We recently told you that the developers of Google’s Chrome web browser have released version 7 of Chrome. In order to use it, you have to be running the dev channel version of Chrome or the new Canary build of Chrome. One of the interesting new features in Chrome 7, is support for Chrome web apps, which will be available in the Chrome Web Store in October.
The question I’m raising today is What are these Chrome web apps?. An answer at Wikipedia was useful, but as I expected, it’s full of techno-jargon that immediately makes me skip through most of the article. I’ll save you the trouble of trying to sift through the jargon. In most cases, a web app isn’t any different than many existing pages on the internet. Any time you visit Gmail, Yahoo Mail, Hotmail, Google Docs, or even Youtube, you are using a web app. A web app is a web page that performs a specific job or set of jobs using your web browser. Usually web apps require that you download files and data that they need to function. Chrome extensions also have the same requirement and they offer you the ability to change the way pages look or add tools and services to existing pages.
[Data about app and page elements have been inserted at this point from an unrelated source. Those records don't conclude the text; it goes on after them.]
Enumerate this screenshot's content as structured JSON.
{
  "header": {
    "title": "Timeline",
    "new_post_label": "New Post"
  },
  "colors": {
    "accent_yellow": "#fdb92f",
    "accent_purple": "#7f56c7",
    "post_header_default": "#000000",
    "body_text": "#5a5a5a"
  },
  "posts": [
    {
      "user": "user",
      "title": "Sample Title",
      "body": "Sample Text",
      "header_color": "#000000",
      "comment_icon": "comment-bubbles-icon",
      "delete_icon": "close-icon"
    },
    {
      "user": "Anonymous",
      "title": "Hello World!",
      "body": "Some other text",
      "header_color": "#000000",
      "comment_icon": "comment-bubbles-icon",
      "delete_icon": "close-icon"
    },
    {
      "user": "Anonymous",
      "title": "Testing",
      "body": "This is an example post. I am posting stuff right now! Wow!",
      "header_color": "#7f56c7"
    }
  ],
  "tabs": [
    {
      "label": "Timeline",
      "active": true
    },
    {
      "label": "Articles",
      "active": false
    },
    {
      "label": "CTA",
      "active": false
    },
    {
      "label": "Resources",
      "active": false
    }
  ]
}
So what’s the big deal? Why are they even called web apps instead of extensions? My best guess is that they are doing this to make it easier to market (sell) these downloads. However, even though web apps aren’t much different from Chrome extensions, there are a couple of differences.
One big difference is that you’ll only find most of them in the Chrome Web Store. Some of those web apps will be free, but most of them will likely cost you a few dollars. Google will make money on them and so will the people who create them.
Another difference is that the tab for a running web app looks different from a normal tab. Here’s a screen shot to show that. The tab on far left is a Gmail web app. It’s a single icon with no text. Next to it is a normal tab showing Gmail.
You’ll also be able to see all of your installed web apps on the Chrome New tabpage.
I love the fact that only the icon is showing on web app tabs. That’s great for those of us who have lots of tabs open in the browser. Other than that, what is there to like about web apps rather than extensions? At this point, I don’t think that there’s much to like unless you like paying out money. It’s a great deal for Google and the web app developers. It’s not a great deal for the average surfer.
If you’d like to play around with Chrome’s new web apps, DownloadSquad has a page telling you how to install web apps. I’m not going to be using them much unless they are free.
If you have tips or opinions about Chrome web apps, be sure to comment below or email me.